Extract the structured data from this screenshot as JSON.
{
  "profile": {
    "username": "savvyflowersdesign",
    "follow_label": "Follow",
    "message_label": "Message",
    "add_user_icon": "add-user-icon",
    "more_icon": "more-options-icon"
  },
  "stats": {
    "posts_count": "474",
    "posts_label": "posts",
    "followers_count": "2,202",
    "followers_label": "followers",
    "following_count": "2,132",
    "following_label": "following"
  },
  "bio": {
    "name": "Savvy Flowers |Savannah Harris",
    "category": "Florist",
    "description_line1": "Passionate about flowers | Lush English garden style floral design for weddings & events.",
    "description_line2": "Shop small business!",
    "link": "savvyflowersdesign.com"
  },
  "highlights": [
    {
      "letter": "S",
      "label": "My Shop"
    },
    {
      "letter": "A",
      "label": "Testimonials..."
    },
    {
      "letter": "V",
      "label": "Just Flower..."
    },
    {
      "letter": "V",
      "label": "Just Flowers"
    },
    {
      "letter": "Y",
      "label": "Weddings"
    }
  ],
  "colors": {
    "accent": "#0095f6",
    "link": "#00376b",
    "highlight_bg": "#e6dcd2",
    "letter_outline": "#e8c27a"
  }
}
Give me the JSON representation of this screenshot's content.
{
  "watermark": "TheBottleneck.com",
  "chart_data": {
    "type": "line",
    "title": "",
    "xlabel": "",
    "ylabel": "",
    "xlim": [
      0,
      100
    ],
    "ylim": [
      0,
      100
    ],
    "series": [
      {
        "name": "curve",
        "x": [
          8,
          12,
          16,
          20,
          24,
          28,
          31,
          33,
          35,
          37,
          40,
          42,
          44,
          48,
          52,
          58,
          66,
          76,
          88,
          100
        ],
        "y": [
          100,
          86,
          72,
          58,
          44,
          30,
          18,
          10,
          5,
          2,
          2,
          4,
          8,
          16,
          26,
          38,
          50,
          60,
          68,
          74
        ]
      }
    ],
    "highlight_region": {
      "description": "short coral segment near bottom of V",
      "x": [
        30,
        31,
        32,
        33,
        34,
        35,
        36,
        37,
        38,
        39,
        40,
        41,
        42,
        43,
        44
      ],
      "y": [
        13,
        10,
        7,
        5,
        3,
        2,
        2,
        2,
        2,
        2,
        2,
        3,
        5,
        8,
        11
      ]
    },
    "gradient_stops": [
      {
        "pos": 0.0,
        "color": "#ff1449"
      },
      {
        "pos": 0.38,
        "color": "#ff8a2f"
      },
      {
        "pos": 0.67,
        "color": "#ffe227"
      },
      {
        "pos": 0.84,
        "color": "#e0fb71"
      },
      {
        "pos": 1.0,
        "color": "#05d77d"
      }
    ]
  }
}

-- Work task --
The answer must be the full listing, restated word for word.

-- Exercise output --
Extract the structured data from this screenshot as JSON.
{
  "profile": {
    "username": "savvyflowersdesign",
    "follow_label": "Follow",
    "message_label": "Message",
    "add_user_icon": "add-user-icon",
    "more_icon": "more-options-icon"
  },
  "stats": {
    "posts_count": "474",
    "posts_label": "posts",
    "followers_count": "2,202",
    "followers_label": "followers",
    "following_count": "2,132",
    "following_label": "following"
  },
  "bio": {
    "name": "Savvy Flowers |Savannah Harris",
    "category": "Florist",
    "description_line1": "Passionate about flowers | Lush English garden style floral design for weddings & events.",
    "description_line2": "Shop small business!",
    "link": "savvyflowersdesign.com"
  },
  "highlights": [
    {
      "letter": "S",
      "label": "My Shop"
    },
    {
      "letter": "A",
      "label": "Testimonials..."
    },
    {
      "letter": "V",
      "label": "Just Flower..."
    },
    {
      "letter": "V",
      "label": "Just Flowers"
    },
    {
      "letter": "Y",
      "label": "Weddings"
    }
  ],
  "colors": {
    "accent": "#0095f6",
    "link": "#00376b",
    "highlight_bg": "#e6dcd2",
    "letter_outline": "#e8c27a"
  }
}
Give me the JSON representation of this screenshot's content.
{
  "watermark": "TheBottleneck.com",
  "chart_data": {
    "type": "line",
    "title": "",
    "xlabel": "",
    "ylabel": "",
    "xlim": [
      0,
      100
    ],
    "ylim": [
      0,
      100
    ],
    "series": [
      {
        "name": "curve",
        "x": [
          8,
          12,
          16,
          20,
          24,
          28,
          31,
          33,
          35,
          37,
          40,
          42,
          44,
          48,
          52,
          58,
          66,
          76,
          88,
          100
        ],
        "y": [
          100,
          86,
          72,
          58,
          44,
          30,
          18,
          10,
          5,
          2,
          2,
          4,
          8,
          16,
          26,
          38,
          50,
          60,
          68,
          74
        ]
      }
    ],
    "highlight_region": {
      "description": "short coral segment near bottom of V",
      "x": [
        30,
        31,
        32,
        33,
        34,
        35,
        36,
        37,
        38,
        39,
        40,
        41,
        42,
        43,
        44
      ],
      "y": [
        13,
        10,
        7,
        5,
        3,
        2,
        2,
        2,
        2,
        2,
        2,
        3,
        5,
        8,
        11
      ]
    },
    "gradient_stops": [
      {
        "pos": 0.0,
        "color": "#ff1449"
      },
      {
        "pos": 0.38,
        "color": "#ff8a2f"
      },
      {
        "pos": 0.67,
        "color": "#ffe227"
      },
      {
        "pos": 0.84,
        "color": "#e0fb71"
      },
      {
        "pos": 1.0,
        "color": "#05d77d"
      }
    ]
  }
}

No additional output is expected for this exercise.